Exercise aim
Only lines holding "this" are wanted; copy each of them from the records below.

------------------------------------------------------------

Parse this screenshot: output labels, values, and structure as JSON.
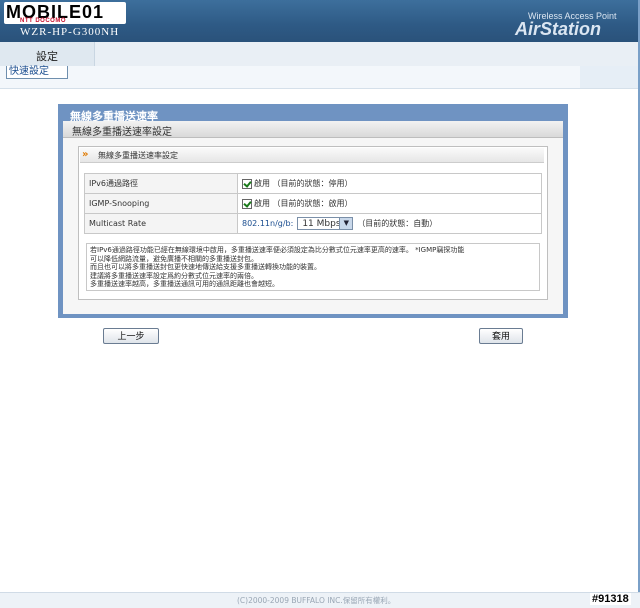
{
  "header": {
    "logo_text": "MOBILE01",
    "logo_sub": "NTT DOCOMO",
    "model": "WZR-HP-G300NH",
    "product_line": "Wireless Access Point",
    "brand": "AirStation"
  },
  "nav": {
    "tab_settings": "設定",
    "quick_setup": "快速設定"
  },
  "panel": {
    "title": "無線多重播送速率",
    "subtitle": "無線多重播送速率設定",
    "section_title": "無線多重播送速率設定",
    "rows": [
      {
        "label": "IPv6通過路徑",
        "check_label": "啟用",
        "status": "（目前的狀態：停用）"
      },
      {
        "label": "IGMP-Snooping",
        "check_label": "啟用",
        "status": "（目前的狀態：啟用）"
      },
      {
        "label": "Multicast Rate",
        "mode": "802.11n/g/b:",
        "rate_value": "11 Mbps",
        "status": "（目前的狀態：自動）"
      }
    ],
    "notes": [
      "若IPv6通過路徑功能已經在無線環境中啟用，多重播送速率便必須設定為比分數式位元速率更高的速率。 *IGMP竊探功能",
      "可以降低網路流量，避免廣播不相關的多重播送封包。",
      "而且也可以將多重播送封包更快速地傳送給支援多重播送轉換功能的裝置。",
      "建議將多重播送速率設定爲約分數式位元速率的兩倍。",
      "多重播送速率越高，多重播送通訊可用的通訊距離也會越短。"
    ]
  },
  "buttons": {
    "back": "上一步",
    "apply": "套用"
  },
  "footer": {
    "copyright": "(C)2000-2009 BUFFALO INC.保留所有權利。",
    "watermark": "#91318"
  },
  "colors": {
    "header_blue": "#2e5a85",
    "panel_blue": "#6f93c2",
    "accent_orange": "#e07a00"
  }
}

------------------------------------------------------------

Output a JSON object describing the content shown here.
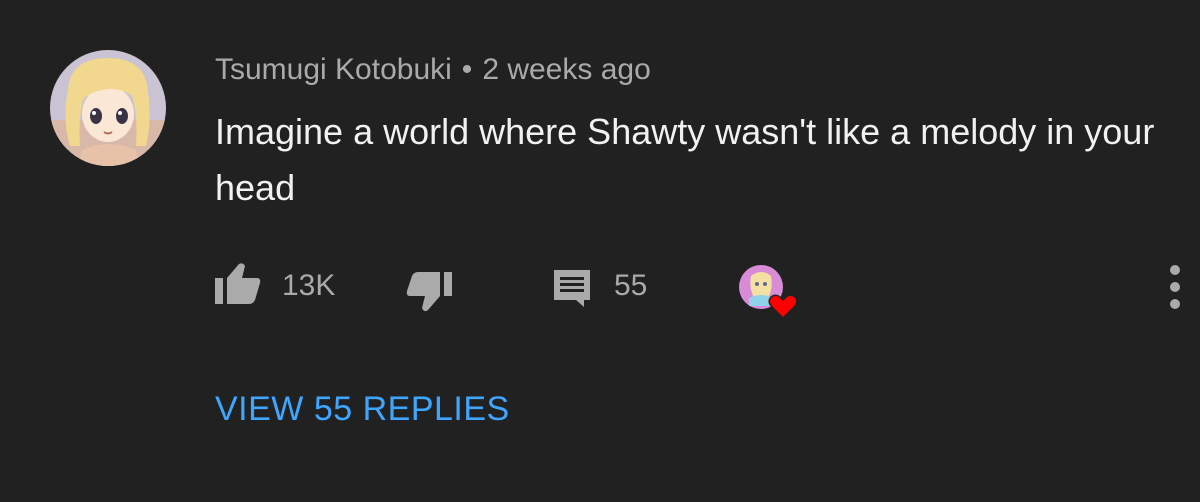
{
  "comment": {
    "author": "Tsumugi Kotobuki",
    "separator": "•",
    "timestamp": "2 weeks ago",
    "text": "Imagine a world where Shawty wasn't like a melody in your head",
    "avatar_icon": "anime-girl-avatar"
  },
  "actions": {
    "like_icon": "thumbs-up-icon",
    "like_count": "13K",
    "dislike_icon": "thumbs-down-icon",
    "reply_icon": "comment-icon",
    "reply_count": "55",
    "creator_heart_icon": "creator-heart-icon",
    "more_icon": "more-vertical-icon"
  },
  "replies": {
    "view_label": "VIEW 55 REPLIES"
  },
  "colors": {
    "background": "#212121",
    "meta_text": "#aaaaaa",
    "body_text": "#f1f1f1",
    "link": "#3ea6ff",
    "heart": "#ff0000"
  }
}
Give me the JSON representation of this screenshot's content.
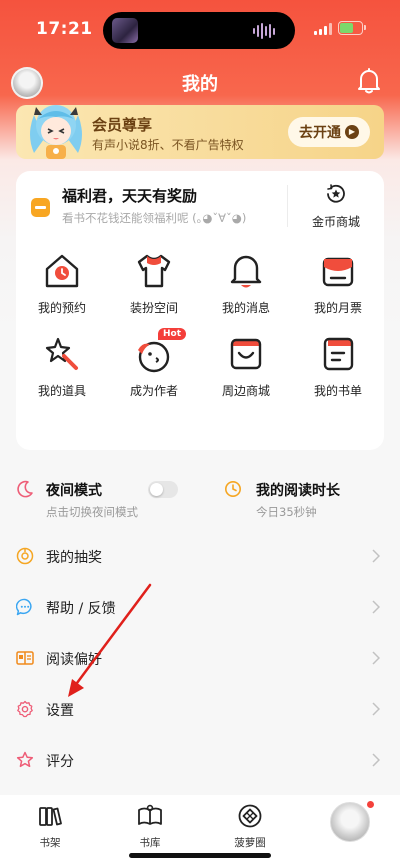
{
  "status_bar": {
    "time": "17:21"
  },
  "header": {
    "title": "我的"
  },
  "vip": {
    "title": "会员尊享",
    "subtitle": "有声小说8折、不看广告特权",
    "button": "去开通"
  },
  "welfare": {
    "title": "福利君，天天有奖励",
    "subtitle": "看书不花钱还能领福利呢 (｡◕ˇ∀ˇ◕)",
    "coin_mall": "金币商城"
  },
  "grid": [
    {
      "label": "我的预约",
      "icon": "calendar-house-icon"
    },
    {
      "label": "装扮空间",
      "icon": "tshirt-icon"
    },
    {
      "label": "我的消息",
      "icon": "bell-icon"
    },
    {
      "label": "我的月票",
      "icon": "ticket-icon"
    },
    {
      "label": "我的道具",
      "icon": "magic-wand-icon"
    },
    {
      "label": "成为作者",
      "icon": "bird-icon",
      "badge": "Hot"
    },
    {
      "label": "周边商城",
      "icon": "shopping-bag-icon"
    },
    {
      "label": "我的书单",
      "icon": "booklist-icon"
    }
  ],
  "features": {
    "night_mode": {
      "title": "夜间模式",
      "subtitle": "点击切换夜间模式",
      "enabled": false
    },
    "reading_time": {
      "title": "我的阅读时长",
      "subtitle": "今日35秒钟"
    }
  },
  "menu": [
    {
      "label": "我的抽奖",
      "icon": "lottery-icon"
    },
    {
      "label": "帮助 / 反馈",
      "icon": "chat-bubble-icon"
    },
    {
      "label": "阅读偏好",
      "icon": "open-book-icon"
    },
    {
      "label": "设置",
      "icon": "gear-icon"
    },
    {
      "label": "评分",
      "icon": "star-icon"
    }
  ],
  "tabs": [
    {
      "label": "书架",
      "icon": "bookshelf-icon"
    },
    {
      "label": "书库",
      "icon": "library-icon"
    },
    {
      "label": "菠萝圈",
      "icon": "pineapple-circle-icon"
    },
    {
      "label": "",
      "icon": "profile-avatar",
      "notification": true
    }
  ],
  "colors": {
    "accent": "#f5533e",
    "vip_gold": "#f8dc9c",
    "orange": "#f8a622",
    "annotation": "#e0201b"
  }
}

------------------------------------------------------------

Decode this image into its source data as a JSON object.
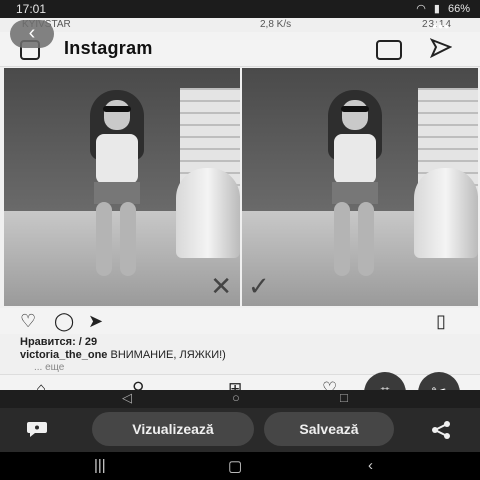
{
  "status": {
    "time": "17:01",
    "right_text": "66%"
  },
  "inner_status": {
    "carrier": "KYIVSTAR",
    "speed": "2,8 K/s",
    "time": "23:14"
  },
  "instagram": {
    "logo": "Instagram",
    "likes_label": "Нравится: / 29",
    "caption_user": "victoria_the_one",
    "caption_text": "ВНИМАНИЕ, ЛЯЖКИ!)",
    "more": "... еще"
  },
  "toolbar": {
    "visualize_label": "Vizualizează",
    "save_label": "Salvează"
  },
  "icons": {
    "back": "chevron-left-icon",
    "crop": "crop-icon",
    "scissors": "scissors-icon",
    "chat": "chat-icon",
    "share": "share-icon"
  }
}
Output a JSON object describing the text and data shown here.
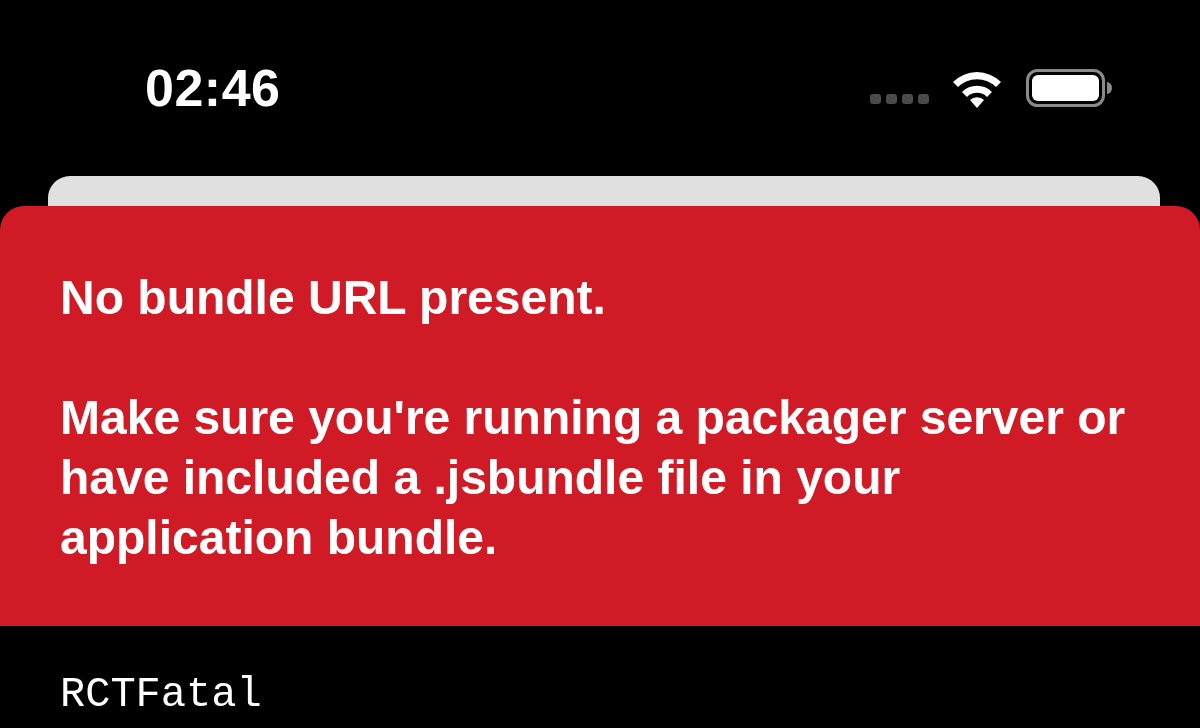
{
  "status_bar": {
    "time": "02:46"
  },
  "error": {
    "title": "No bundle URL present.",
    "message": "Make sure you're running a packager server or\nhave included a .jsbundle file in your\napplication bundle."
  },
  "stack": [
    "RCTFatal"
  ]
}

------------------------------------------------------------

Task solution
Parse this screenshot: output labels, values, and structure as JSON.
Give me the JSON representation of this screenshot's content.
Decode this image into its source data as a JSON object.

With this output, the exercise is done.